Bohemian vampires

Bohemia and Moravia

These two regions today mostly comprise the Czech Republic, with Moravia being east of Bohemia.

The earliest known case of an undead vampire in Bohemia is sometimes referred to in today’s literature as that of “The Blow Vampire.” Most if not all that we know of this today is due to a monk named Neplach (1332- 1368) who was both the abbot of a monastery and a chronicler.

He included the episode in his Summula chronicae tam Romanae quam Bohemicae which was compiled in 1356 and 1362 from previous chronicles written by others. According to this, in the year 1336, in Bohemia near Cadanus [in Modern Czech: Kadan; in Modern German: Kaaden] about a league from a village named Blow [Modern German: Flahe], a shepherd named Myslata died. He resurrected every night from his grave and went around the nearby villages, terrorizing and killing people. When his corpse was being impaled by a stake it said: “They injured me severely when they give me a stick to defend myself from wolves.” .

His corpse was exhumed for cremation. It was found to be ruddy and swollen, and it bellowed like an ox. While the corpse was being delivered on a cart to the cremation pyre, the legs of the corpse drew in as if it were alive. When the corpse was tossed onto the pyre, someone immediately plunged a stake into it and blood gushed forth. After the corpse was cremated, peace returned to the vicinity. Before the cremation, whomever the shepherd’s corpse called by name at night died within the next eight days.

The same case is given in chapter 7, “The Revenants or Vampires of Moravia”, of Dom Augustine Calmet’s Treatise on Vampires and Revenants, published in 1756. Calmet does not seem to have been aware of the antiquity of the case. He gives as his source for this Magia Posthuma by Charles Ferdinand de Schertz, printed at Olmutz in 1706. In this version, the shepard’s corpse is exhumed twice. The first time, it is fixed to the ground with a stake. And the corpse then “derided them for what they made him suffer, and told them that they were very good to give him this stick to defend himself from the dogs.” Later that same night, the corpse arose again and “strangled” more people than before. He was exhumed a second time and “delivered into the hands of the executioner.” The corpse was then both pierced with a stake and cremated just the way the monk Neplach had desribed in his 14’th century chronicle.
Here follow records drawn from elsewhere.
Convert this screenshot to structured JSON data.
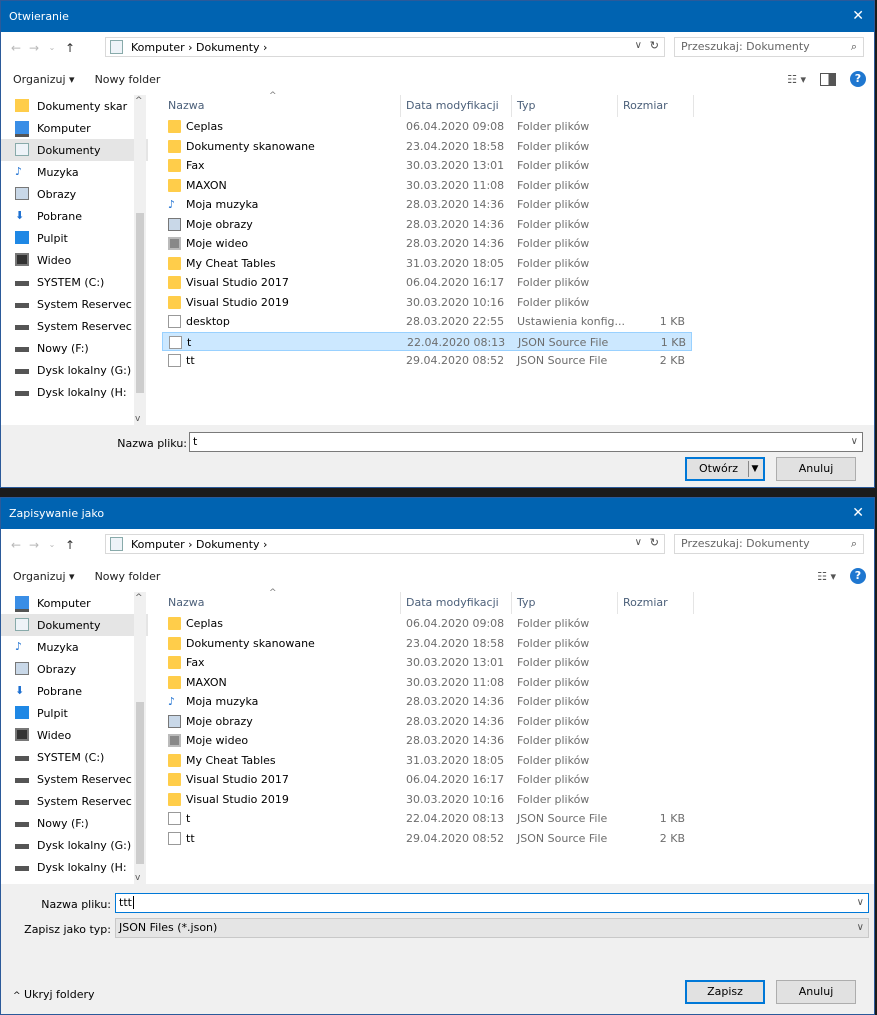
{
  "open_dialog": {
    "title": "Otwieranie",
    "breadcrumb": "Komputer  ›  Dokumenty  ›",
    "search_placeholder": "Przeszukaj: Dokumenty",
    "toolbar": {
      "organize": "Organizuj ▾",
      "new_folder": "Nowy folder"
    },
    "nav": [
      {
        "label": "Dokumenty skar",
        "icon": "folder-icon"
      },
      {
        "label": "Komputer",
        "icon": "computer-icon"
      },
      {
        "label": "Dokumenty",
        "icon": "documents-icon"
      },
      {
        "label": "Muzyka",
        "icon": "music-icon"
      },
      {
        "label": "Obrazy",
        "icon": "pictures-icon"
      },
      {
        "label": "Pobrane",
        "icon": "download-icon"
      },
      {
        "label": "Pulpit",
        "icon": "desktop-icon"
      },
      {
        "label": "Wideo",
        "icon": "video-icon"
      },
      {
        "label": "SYSTEM (C:)",
        "icon": "drive-icon"
      },
      {
        "label": "System Reservec",
        "icon": "drive-icon"
      },
      {
        "label": "System Reservec",
        "icon": "drive-icon"
      },
      {
        "label": "Nowy (F:)",
        "icon": "drive-icon"
      },
      {
        "label": "Dysk lokalny (G:)",
        "icon": "drive-icon"
      },
      {
        "label": "Dysk lokalny (H:",
        "icon": "drive-icon"
      }
    ],
    "columns": {
      "name": "Nazwa",
      "date": "Data modyfikacji",
      "type": "Typ",
      "size": "Rozmiar"
    },
    "files": [
      {
        "name": "Ceplas",
        "date": "06.04.2020 09:08",
        "type": "Folder plików",
        "size": ""
      },
      {
        "name": "Dokumenty skanowane",
        "date": "23.04.2020 18:58",
        "type": "Folder plików",
        "size": ""
      },
      {
        "name": "Fax",
        "date": "30.03.2020 13:01",
        "type": "Folder plików",
        "size": ""
      },
      {
        "name": "MAXON",
        "date": "30.03.2020 11:08",
        "type": "Folder plików",
        "size": ""
      },
      {
        "name": "Moja muzyka",
        "date": "28.03.2020 14:36",
        "type": "Folder plików",
        "size": ""
      },
      {
        "name": "Moje obrazy",
        "date": "28.03.2020 14:36",
        "type": "Folder plików",
        "size": ""
      },
      {
        "name": "Moje wideo",
        "date": "28.03.2020 14:36",
        "type": "Folder plików",
        "size": ""
      },
      {
        "name": "My Cheat Tables",
        "date": "31.03.2020 18:05",
        "type": "Folder plików",
        "size": ""
      },
      {
        "name": "Visual Studio 2017",
        "date": "06.04.2020 16:17",
        "type": "Folder plików",
        "size": ""
      },
      {
        "name": "Visual Studio 2019",
        "date": "30.03.2020 10:16",
        "type": "Folder plików",
        "size": ""
      },
      {
        "name": "desktop",
        "date": "28.03.2020 22:55",
        "type": "Ustawienia konfig...",
        "size": "1 KB"
      },
      {
        "name": "t",
        "date": "22.04.2020 08:13",
        "type": "JSON Source File",
        "size": "1 KB"
      },
      {
        "name": "tt",
        "date": "29.04.2020 08:52",
        "type": "JSON Source File",
        "size": "2 KB"
      }
    ],
    "filename_label": "Nazwa pliku:",
    "filename_value": "t",
    "open_button": "Otwórz",
    "cancel_button": "Anuluj"
  },
  "save_dialog": {
    "title": "Zapisywanie jako",
    "breadcrumb": "Komputer  ›  Dokumenty  ›",
    "search_placeholder": "Przeszukaj: Dokumenty",
    "toolbar": {
      "organize": "Organizuj ▾",
      "new_folder": "Nowy folder"
    },
    "nav": [
      {
        "label": "Komputer",
        "icon": "computer-icon"
      },
      {
        "label": "Dokumenty",
        "icon": "documents-icon"
      },
      {
        "label": "Muzyka",
        "icon": "music-icon"
      },
      {
        "label": "Obrazy",
        "icon": "pictures-icon"
      },
      {
        "label": "Pobrane",
        "icon": "download-icon"
      },
      {
        "label": "Pulpit",
        "icon": "desktop-icon"
      },
      {
        "label": "Wideo",
        "icon": "video-icon"
      },
      {
        "label": "SYSTEM (C:)",
        "icon": "drive-icon"
      },
      {
        "label": "System Reservec",
        "icon": "drive-icon"
      },
      {
        "label": "System Reservec",
        "icon": "drive-icon"
      },
      {
        "label": "Nowy (F:)",
        "icon": "drive-icon"
      },
      {
        "label": "Dysk lokalny (G:)",
        "icon": "drive-icon"
      },
      {
        "label": "Dysk lokalny (H:",
        "icon": "drive-icon"
      }
    ],
    "columns": {
      "name": "Nazwa",
      "date": "Data modyfikacji",
      "type": "Typ",
      "size": "Rozmiar"
    },
    "files": [
      {
        "name": "Ceplas",
        "date": "06.04.2020 09:08",
        "type": "Folder plików",
        "size": ""
      },
      {
        "name": "Dokumenty skanowane",
        "date": "23.04.2020 18:58",
        "type": "Folder plików",
        "size": ""
      },
      {
        "name": "Fax",
        "date": "30.03.2020 13:01",
        "type": "Folder plików",
        "size": ""
      },
      {
        "name": "MAXON",
        "date": "30.03.2020 11:08",
        "type": "Folder plików",
        "size": ""
      },
      {
        "name": "Moja muzyka",
        "date": "28.03.2020 14:36",
        "type": "Folder plików",
        "size": ""
      },
      {
        "name": "Moje obrazy",
        "date": "28.03.2020 14:36",
        "type": "Folder plików",
        "size": ""
      },
      {
        "name": "Moje wideo",
        "date": "28.03.2020 14:36",
        "type": "Folder plików",
        "size": ""
      },
      {
        "name": "My Cheat Tables",
        "date": "31.03.2020 18:05",
        "type": "Folder plików",
        "size": ""
      },
      {
        "name": "Visual Studio 2017",
        "date": "06.04.2020 16:17",
        "type": "Folder plików",
        "size": ""
      },
      {
        "name": "Visual Studio 2019",
        "date": "30.03.2020 10:16",
        "type": "Folder plików",
        "size": ""
      },
      {
        "name": "t",
        "date": "22.04.2020 08:13",
        "type": "JSON Source File",
        "size": "1 KB"
      },
      {
        "name": "tt",
        "date": "29.04.2020 08:52",
        "type": "JSON Source File",
        "size": "2 KB"
      }
    ],
    "filename_label": "Nazwa pliku:",
    "filename_value": "ttt",
    "filetype_label": "Zapisz jako typ:",
    "filetype_value": "JSON Files (*.json)",
    "hide_folders": "Ukryj foldery",
    "save_button": "Zapisz",
    "cancel_button": "Anuluj"
  }
}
Also in chapter 7. of his Treatise on Vampires and Revenants, Calmet gives information concerning the vampire in Moravia and Silesia based on de Schertz’s Magia Posthuma. According to this, such spectres often appear in the mountains of Moravia and Silesia. They can appear at day or night. But things that belonged to them can sometimes be seen to move about as if by themselves. And in some case that occurred in a village in Moravia, the revenant of a woman sometimes appeared in the form of a dog, sometimes that of a man for four days after her death. She caused great pain to some those to whom she appeared. She grasped their throats and compressed their stomachs, “so as to suffocate him.” The only ways to get rid of these revenants are decapitation and cremation. A trial by law is usually held to determine if the circumstance warrant such treatment of the corpse. If the corpse is exhumed, it is not handed over to the executioner for decapitation and cremation for six or seven weeks. If it is already decaying when exhumed, it is reburied. If it begins to rot within the six or seven weeks, it is also reburied. But otherwise decapitation and/or cremation follow.

In chapter 51, Calmet also includes information he had personally learned from a priest who had been sent into Moravia. After arriving in the city of Olmutz,he was soon invited to join a local official in his investigation of a recent case of a revenant in the village of Liebava. According to the witnesses who testified there,three or four years before the revenant of a man who had died had come out of the cemetery at night to disturb people in their beds. The trouble he caused ceased when a “Hungarian” happened to arrive in the village on his way to some further destination. This traveler boasted that he could put an end to the revenant’s activity. He climbed up the church tower and observed the revenant coming out of its grave. The revenant removed his linen burial shroud and then went off to do his usual mischief. The “Hungarian” then quickly climbed back down to the grown, ran to the cemetery, and snatched the shroud. Then he carried this shroud back with him back to the top of the tower. When the revenant returned to his grave site, he saw that his shroud was missing. Then he spotted the stranger up on the tower. The man signaled to to the revanant by way of gestures that he ought to climb up the tower and get his shroud back. The revenant was soon climbing the ladder that the stranger had used. But, when the revenant was nearly to to the top, the stranger knocked him backwards off the ladder. After climbing down again, the “Hungarian” then decapitated the corpse with a spade. The revenant never troubled anyone again.

In the above paragraph, I have put the term Hungarian in quotion marks since Calmet and other writers in his day use the term to mean anyone living in what was the Kingdom of Hungary, which then included northern Serbia and parts of Romania. Most often in accounts of vampires written at this time, the “Hungarian” is revealed by geographic and ethnic details to actually be a Serbian.